The state continues to borrow money to meet its unemployment obligations – about $23 million a week.
The prospect of serial FUTA increases has galvanized the N.C. Chamber, a powerful business lobby.
“It is a hindrance on jobs,” said chamber lobbyist Gary Salamido. “It’s adding to the cost of the jobs.”
Advocacy groups, however, contend that the problem was caused by a series of cuts in the state unemployment taxes paid by employers implemented by the state in the 1990s, which benefitted employers for years.
The chamber is pushing legislators for a “comprehensive” solution to the problem, and Howard and Rucho discussed broad outlines of a proposal that includes some of the chamber’s “reforms.”
The most controversial of the chamber’s recommendations is to reduce the amount and length of benefits.
It wants to cut the maximum weekly benefit from $506 to $350 and lower the maximum length of benefits paid by the state from 26 weeks to 20 weeks. The chamber also recommended that those currently unemployed be shielded from any cuts implemented.
The chamber contends that the cuts would bring North Carolina’s benefits more in line with other states. But the N.C. Justice Center, an advocacy group, counters that the average weekly benefit of $294 puts the state right in the middle of the 50 states.
It argues that reducing benefits for the unemployed would hurt both those who have lost a job through no fault of their own and the state’s economy.
“Those folks aren’t going to be able pay their utility bills. They aren’t going to be able to pay their rent, their mortgages. They aren’t going to be spending as much at the grocery store,” said Alexandra Forter Sirota, project director for the Justice Center. “There will be ripple effects throughout the economy.”
J.P. Sakey, CEO of Headway Workforce Solutions, a company in Raleigh that provides outsourcing services to clients such as Hickory Farms, is dismayed that the state’s elected officials haven’t acted sooner.
“There appears to be a paucity of leadership in this area,” he said.
Sakey said the higher FUTA taxes cut directly into profit and make it tougher to give employees raises. He also said that the next time a client hires his company to operate a call center, the higher FUTA taxes combined with the state’s unemployment tax rate could factor into selecting a location.
“We might recommend it go somewhere else,” Sakey said.
The state unemployment tax paid by employers ranges from zero to 6.84 percent of an employee’s wages up to $20,400, with the rate dependent on the employer’s history of layoffs.
Bond issue called too costly
The N.C. Chamber also has urged the state to erase its debt to the federal government – and thereby eliminate the extra tax the federal government is assessing – by issuing bonds. Those bonds would be paid off by unemployment taxes collected from the state’s employers.
But Howard and Rucho said the state can’t afford the additional debt.

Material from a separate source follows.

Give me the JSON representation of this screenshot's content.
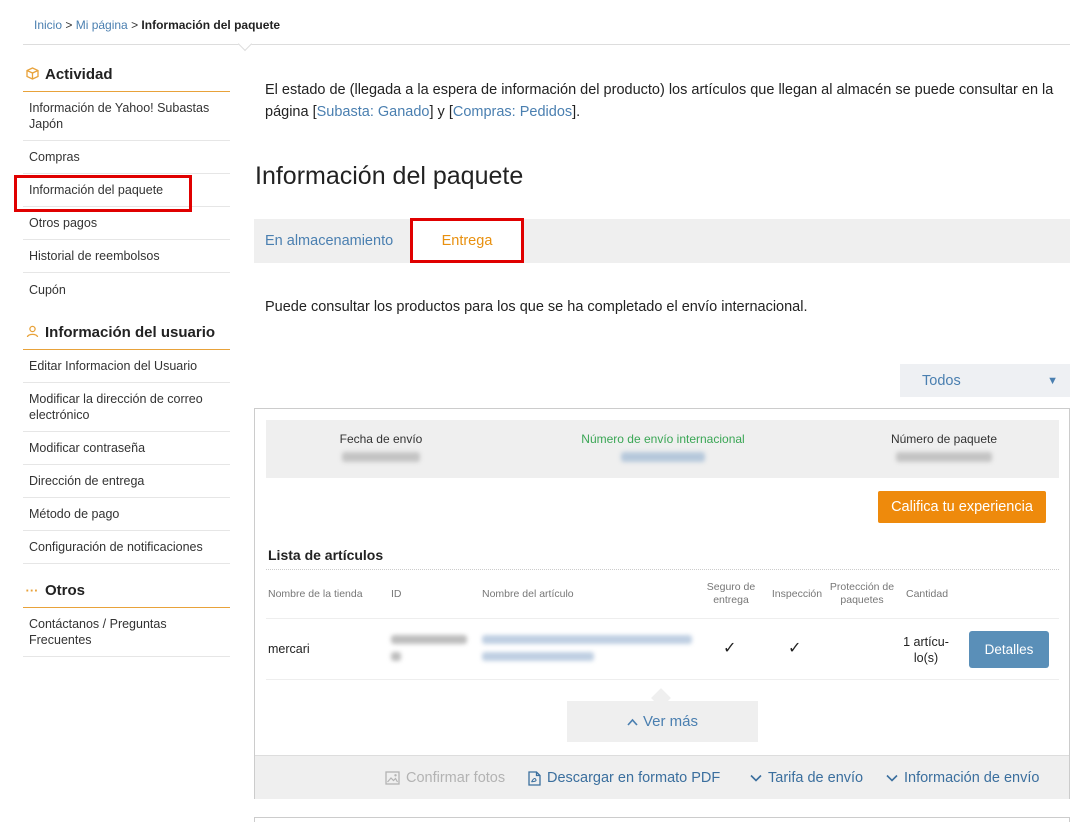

In addition, Howard said that after consulting with state Treasurer Janet Cowell and bond counsel, they concluded that a bond issue would require an even greater tax hike for employers at the outset than the $21-per-employee-per-year increase they are facing.

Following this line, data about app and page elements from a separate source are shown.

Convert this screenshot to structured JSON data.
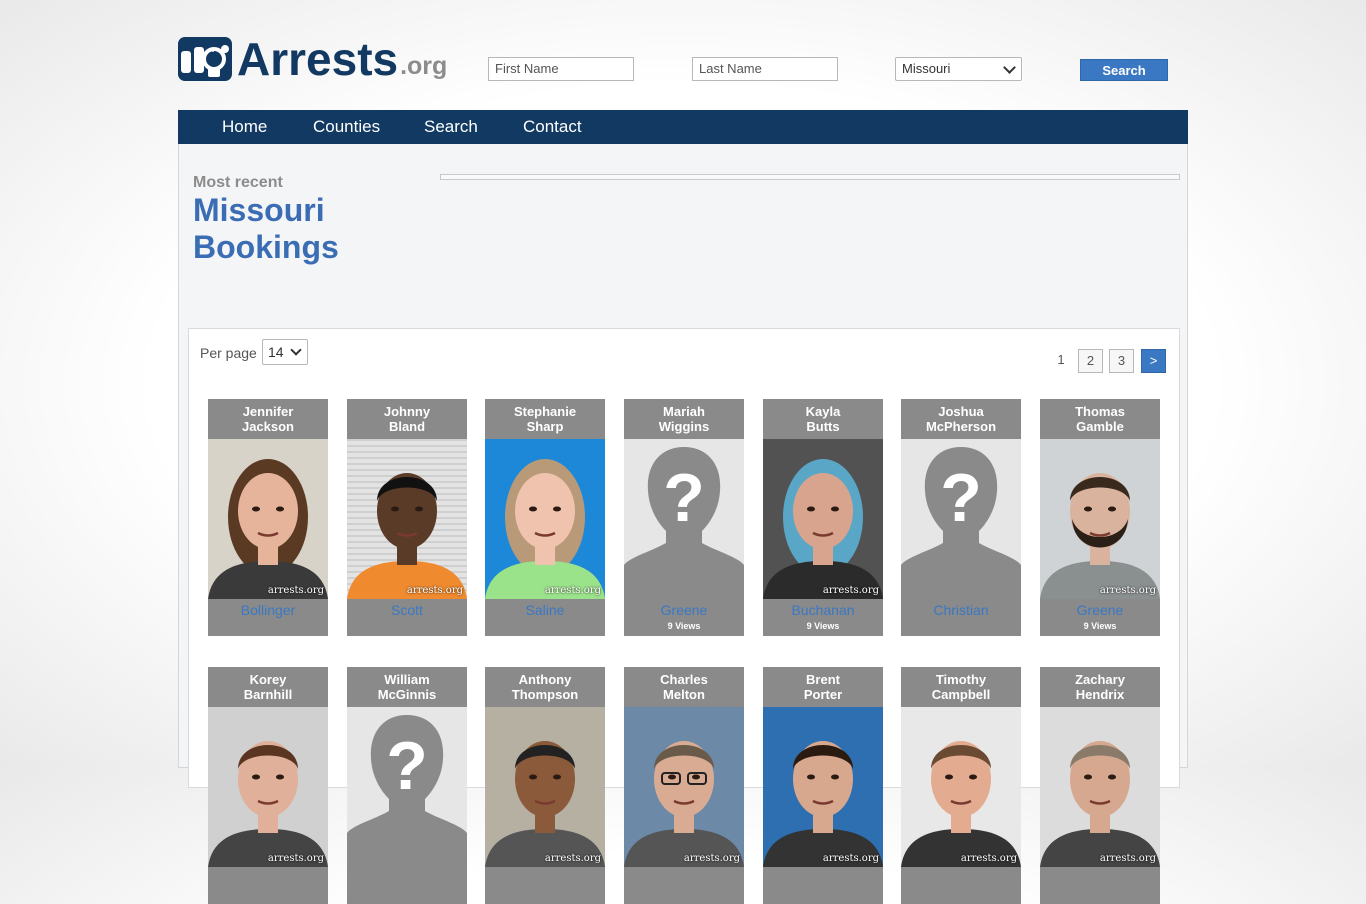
{
  "header": {
    "logo_text": "Arrests",
    "logo_suffix": ".org",
    "first_name_placeholder": "First Name",
    "last_name_placeholder": "Last Name",
    "state_selected": "Missouri",
    "search_label": "Search"
  },
  "nav": [
    "Home",
    "Counties",
    "Search",
    "Contact"
  ],
  "page": {
    "kicker": "Most recent",
    "title_line1": "Missouri",
    "title_line2": "Bookings"
  },
  "listing": {
    "per_page_label": "Per page",
    "per_page_value": "14",
    "pagination": {
      "current": "1",
      "pages": [
        "2",
        "3"
      ],
      "next": ">"
    }
  },
  "watermark": "arrests.org",
  "colors": {
    "navy": "#123962",
    "accent": "#3a78c3",
    "card_bg": "#8a8a8a"
  },
  "cards": [
    {
      "first": "Jennifer",
      "last": "Jackson",
      "county": "Bollinger",
      "views": "",
      "photo": "woman-light"
    },
    {
      "first": "Johnny",
      "last": "Bland",
      "county": "Scott",
      "views": "",
      "photo": "man-dark"
    },
    {
      "first": "Stephanie",
      "last": "Sharp",
      "county": "Saline",
      "views": "",
      "photo": "woman-blue"
    },
    {
      "first": "Mariah",
      "last": "Wiggins",
      "county": "Greene",
      "views": "9 Views",
      "photo": "placeholder"
    },
    {
      "first": "Kayla",
      "last": "Butts",
      "county": "Buchanan",
      "views": "9 Views",
      "photo": "woman-dark"
    },
    {
      "first": "Joshua",
      "last": "McPherson",
      "county": "Christian",
      "views": "",
      "photo": "placeholder"
    },
    {
      "first": "Thomas",
      "last": "Gamble",
      "county": "Greene",
      "views": "9 Views",
      "photo": "man-beard"
    },
    {
      "first": "Korey",
      "last": "Barnhill",
      "county": "",
      "views": "",
      "photo": "woman-grey"
    },
    {
      "first": "William",
      "last": "McGinnis",
      "county": "",
      "views": "",
      "photo": "placeholder"
    },
    {
      "first": "Anthony",
      "last": "Thompson",
      "county": "",
      "views": "",
      "photo": "man-tan"
    },
    {
      "first": "Charles",
      "last": "Melton",
      "county": "",
      "views": "",
      "photo": "man-glasses"
    },
    {
      "first": "Brent",
      "last": "Porter",
      "county": "",
      "views": "",
      "photo": "man-blue"
    },
    {
      "first": "Timothy",
      "last": "Campbell",
      "county": "",
      "views": "",
      "photo": "man-white"
    },
    {
      "first": "Zachary",
      "last": "Hendrix",
      "county": "",
      "views": "",
      "photo": "man-old"
    }
  ]
}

“This way, as egregious as it is, it’s a more gentle slope,” Howard said.
The legislative committee is also considering a recommendation to require employers who currently don’t have to pay any state unemployment tax – because they don’t have a history of layoffs – to contribute to the system.

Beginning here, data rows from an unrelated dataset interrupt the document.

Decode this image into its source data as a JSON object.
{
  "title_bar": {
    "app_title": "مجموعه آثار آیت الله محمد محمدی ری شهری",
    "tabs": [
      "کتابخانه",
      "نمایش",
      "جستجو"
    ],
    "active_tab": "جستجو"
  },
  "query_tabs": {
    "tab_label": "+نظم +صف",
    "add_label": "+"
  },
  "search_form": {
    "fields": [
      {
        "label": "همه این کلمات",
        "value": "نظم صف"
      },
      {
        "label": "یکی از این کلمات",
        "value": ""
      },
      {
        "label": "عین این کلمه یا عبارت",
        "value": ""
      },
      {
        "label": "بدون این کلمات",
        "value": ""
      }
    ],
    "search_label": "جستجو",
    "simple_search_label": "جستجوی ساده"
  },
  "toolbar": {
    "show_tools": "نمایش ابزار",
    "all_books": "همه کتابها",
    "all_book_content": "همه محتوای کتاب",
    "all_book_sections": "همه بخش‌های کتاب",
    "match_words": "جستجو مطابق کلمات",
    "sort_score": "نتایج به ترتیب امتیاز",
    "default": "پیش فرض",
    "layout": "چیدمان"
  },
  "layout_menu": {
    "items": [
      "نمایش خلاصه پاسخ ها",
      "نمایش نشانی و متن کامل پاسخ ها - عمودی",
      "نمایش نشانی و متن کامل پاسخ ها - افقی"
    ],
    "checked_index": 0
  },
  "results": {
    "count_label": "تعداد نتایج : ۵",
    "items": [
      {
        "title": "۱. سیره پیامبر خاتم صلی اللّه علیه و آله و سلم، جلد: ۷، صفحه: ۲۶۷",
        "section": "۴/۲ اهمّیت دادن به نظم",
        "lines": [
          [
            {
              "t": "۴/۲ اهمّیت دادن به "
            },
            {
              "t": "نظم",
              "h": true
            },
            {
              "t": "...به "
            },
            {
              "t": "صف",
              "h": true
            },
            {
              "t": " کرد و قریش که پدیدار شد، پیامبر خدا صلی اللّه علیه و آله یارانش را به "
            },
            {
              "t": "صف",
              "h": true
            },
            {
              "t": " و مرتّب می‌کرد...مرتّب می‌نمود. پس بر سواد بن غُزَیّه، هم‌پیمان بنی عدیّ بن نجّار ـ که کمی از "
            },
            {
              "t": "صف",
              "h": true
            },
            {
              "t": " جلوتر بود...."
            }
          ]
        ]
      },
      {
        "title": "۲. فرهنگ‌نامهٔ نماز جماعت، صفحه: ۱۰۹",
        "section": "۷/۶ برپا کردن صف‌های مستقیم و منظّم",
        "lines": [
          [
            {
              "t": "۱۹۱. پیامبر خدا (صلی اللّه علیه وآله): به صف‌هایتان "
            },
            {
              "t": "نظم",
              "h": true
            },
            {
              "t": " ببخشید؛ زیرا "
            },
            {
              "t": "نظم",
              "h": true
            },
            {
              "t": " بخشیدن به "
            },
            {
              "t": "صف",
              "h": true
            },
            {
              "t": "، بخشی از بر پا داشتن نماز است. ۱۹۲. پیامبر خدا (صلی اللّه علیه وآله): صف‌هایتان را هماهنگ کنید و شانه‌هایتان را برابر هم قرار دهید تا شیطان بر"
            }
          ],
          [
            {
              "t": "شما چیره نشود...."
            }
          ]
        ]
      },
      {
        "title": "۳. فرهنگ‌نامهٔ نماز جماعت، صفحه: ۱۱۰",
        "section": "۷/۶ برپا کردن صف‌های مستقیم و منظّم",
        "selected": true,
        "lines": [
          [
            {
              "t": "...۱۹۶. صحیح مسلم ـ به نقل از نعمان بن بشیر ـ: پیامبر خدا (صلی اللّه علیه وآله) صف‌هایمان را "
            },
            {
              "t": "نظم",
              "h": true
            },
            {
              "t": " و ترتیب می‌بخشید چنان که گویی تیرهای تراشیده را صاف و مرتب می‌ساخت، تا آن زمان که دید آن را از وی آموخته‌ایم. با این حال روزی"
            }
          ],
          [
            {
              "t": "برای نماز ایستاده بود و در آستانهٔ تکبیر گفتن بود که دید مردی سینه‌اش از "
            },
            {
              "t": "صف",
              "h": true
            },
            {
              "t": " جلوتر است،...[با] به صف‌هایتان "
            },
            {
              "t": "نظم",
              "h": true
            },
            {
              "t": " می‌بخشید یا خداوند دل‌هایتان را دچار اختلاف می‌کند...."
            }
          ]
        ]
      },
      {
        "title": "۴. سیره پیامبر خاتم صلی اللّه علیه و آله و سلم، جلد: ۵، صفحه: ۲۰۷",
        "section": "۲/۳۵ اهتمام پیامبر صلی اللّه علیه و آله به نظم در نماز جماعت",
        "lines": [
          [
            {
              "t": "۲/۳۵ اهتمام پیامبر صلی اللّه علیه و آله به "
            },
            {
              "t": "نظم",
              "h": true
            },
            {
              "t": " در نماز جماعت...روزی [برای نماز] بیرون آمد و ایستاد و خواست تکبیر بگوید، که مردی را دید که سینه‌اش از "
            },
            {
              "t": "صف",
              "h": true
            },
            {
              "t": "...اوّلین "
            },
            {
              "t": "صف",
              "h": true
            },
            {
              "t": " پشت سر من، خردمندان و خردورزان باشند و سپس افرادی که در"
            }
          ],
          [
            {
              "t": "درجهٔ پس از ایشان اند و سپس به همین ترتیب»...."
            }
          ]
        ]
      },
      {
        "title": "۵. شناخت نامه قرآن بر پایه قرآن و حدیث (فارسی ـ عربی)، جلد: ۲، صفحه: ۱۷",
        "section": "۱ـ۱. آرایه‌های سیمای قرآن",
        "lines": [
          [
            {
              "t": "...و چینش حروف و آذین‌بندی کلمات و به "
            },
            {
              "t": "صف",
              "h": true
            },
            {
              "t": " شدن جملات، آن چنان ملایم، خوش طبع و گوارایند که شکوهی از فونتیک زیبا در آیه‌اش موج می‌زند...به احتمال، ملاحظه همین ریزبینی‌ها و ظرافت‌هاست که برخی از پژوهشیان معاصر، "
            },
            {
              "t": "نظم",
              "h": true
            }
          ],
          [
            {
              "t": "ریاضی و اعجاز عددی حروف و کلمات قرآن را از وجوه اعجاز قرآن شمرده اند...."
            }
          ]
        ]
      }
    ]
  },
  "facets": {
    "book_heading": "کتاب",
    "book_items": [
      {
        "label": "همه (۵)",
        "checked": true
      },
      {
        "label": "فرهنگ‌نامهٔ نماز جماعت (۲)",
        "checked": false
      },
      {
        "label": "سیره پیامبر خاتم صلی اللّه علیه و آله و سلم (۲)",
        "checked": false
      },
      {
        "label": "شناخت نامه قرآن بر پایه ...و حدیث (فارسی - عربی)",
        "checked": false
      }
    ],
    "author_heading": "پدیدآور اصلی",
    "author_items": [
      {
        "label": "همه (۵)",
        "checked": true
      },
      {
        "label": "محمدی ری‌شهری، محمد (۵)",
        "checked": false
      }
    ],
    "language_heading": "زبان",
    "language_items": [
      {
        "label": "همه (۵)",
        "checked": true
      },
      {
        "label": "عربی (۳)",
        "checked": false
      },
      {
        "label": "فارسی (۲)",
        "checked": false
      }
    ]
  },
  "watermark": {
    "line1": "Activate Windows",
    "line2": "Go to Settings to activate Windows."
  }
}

That’s something the N.C. Justice Center wants to see. The organization issued a report in May lamenting that 19,000 employers now pay no state unemployment tax.
“The majority of states require some contribution from all employers in a downturn,” the center’s report noted.